[Original title: Focus on new media as Cambodia observes World Press Freedom Day. Source: CAPJ]
Marginalized sectors of society would benefit much from new media, journalists, civil society groups and UN groups agreed on 3 May 2011 as they observed World Press Freedom Day in Phnom Penh, Cambodia.
Speaking in a forum attended by nearly 300 people, UNESCO representative in Cambodia Anne Lemaistre said the government should assist its people in gaining access to new technologies, particularly the Internet, in an attempt to bridge the digital divide.
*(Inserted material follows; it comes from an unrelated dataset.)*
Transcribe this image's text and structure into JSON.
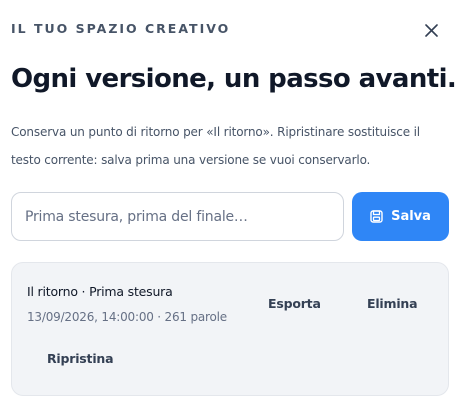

“The Internet, satellite and digital broadcasting all offer new opportunities to promote freedom of expression and information, and the global exchange of ideas. Marginalized communities must be given a chance to have access to information through new media.
“Journalists are also the pillars of good governance as they assist with shedding light and creating open and honest democratic systems,” Lemaistre said.
This year’s theme was “21st Century Media: New Frontiers, New Barriers”.
Participants to the forum discussed the benefits brought by new media. The speakers also called on the courts to apply the Press Law rather than the Penal Code when dealing with cases involving journalists and their practices. They also urged the government to pass a law on access to information.
The World Press Freedom Day 2011 was co-organized by the Cambodian Communication Institute (CCI), Press Council of Cambodia (PCC), Club of Cambodian Journalists (CCJ), Department of Media Communication ( DMC) of the Royal University of Phnom Penh, Cambodian Association for the Protection of Journalists (CAPJ) and the Cambodian Center for Independent Media (CCIM).